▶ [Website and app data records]

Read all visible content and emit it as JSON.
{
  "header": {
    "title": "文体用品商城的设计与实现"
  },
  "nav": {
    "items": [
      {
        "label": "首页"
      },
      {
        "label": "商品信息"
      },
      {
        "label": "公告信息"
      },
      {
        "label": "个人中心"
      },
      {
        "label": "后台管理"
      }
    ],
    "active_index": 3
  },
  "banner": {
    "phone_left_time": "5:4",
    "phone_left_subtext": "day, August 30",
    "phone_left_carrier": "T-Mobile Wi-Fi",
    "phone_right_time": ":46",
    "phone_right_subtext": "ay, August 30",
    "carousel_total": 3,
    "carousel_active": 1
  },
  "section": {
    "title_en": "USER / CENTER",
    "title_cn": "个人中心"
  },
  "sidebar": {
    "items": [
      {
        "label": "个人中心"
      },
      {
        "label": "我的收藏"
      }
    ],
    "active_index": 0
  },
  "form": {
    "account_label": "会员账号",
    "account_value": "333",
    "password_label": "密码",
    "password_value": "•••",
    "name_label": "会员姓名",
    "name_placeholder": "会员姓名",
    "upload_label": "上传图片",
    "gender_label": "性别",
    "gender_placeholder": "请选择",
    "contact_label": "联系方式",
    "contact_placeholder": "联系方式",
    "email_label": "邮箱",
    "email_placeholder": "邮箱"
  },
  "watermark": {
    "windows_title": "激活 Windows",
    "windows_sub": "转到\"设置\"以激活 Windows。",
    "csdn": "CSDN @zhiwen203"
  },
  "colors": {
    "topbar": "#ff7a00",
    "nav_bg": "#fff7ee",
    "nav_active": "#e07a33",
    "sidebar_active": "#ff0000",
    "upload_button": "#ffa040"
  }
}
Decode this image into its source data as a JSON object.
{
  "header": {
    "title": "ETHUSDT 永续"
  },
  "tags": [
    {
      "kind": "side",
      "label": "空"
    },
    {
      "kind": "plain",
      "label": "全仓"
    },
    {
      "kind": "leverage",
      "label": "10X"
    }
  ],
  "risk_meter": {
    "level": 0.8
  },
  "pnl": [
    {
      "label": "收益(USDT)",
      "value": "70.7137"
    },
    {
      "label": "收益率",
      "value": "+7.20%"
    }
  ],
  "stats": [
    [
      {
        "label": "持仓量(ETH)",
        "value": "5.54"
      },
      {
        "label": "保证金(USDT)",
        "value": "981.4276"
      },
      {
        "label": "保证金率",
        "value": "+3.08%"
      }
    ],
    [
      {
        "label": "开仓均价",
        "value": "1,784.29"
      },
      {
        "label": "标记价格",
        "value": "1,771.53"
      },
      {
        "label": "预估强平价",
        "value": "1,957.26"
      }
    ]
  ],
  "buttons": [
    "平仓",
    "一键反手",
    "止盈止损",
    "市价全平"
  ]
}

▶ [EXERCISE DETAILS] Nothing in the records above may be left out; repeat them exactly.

▶ [FINISHED EXERCISE]
Read all visible content and emit it as JSON.
{
  "header": {
    "title": "文体用品商城的设计与实现"
  },
  "nav": {
    "items": [
      {
        "label": "首页"
      },
      {
        "label": "商品信息"
      },
      {
        "label": "公告信息"
      },
      {
        "label": "个人中心"
      },
      {
        "label": "后台管理"
      }
    ],
    "active_index": 3
  },
  "banner": {
    "phone_left_time": "5:4",
    "phone_left_subtext": "day, August 30",
    "phone_left_carrier": "T-Mobile Wi-Fi",
    "phone_right_time": ":46",
    "phone_right_subtext": "ay, August 30",
    "carousel_total": 3,
    "carousel_active": 1
  },
  "section": {
    "title_en": "USER / CENTER",
    "title_cn": "个人中心"
  },
  "sidebar": {
    "items": [
      {
        "label": "个人中心"
      },
      {
        "label": "我的收藏"
      }
    ],
    "active_index": 0
  },
  "form": {
    "account_label": "会员账号",
    "account_value": "333",
    "password_label": "密码",
    "password_value": "•••",
    "name_label": "会员姓名",
    "name_placeholder": "会员姓名",
    "upload_label": "上传图片",
    "gender_label": "性别",
    "gender_placeholder": "请选择",
    "contact_label": "联系方式",
    "contact_placeholder": "联系方式",
    "email_label": "邮箱",
    "email_placeholder": "邮箱"
  },
  "watermark": {
    "windows_title": "激活 Windows",
    "windows_sub": "转到\"设置\"以激活 Windows。",
    "csdn": "CSDN @zhiwen203"
  },
  "colors": {
    "topbar": "#ff7a00",
    "nav_bg": "#fff7ee",
    "nav_active": "#e07a33",
    "sidebar_active": "#ff0000",
    "upload_button": "#ffa040"
  }
}
Decode this image into its source data as a JSON object.
{
  "header": {
    "title": "ETHUSDT 永续"
  },
  "tags": [
    {
      "kind": "side",
      "label": "空"
    },
    {
      "kind": "plain",
      "label": "全仓"
    },
    {
      "kind": "leverage",
      "label": "10X"
    }
  ],
  "risk_meter": {
    "level": 0.8
  },
  "pnl": [
    {
      "label": "收益(USDT)",
      "value": "70.7137"
    },
    {
      "label": "收益率",
      "value": "+7.20%"
    }
  ],
  "stats": [
    [
      {
        "label": "持仓量(ETH)",
        "value": "5.54"
      },
      {
        "label": "保证金(USDT)",
        "value": "981.4276"
      },
      {
        "label": "保证金率",
        "value": "+3.08%"
      }
    ],
    [
      {
        "label": "开仓均价",
        "value": "1,784.29"
      },
      {
        "label": "标记价格",
        "value": "1,771.53"
      },
      {
        "label": "预估强平价",
        "value": "1,957.26"
      }
    ]
  ],
  "buttons": [
    "平仓",
    "一键反手",
    "止盈止损",
    "市价全平"
  ]
}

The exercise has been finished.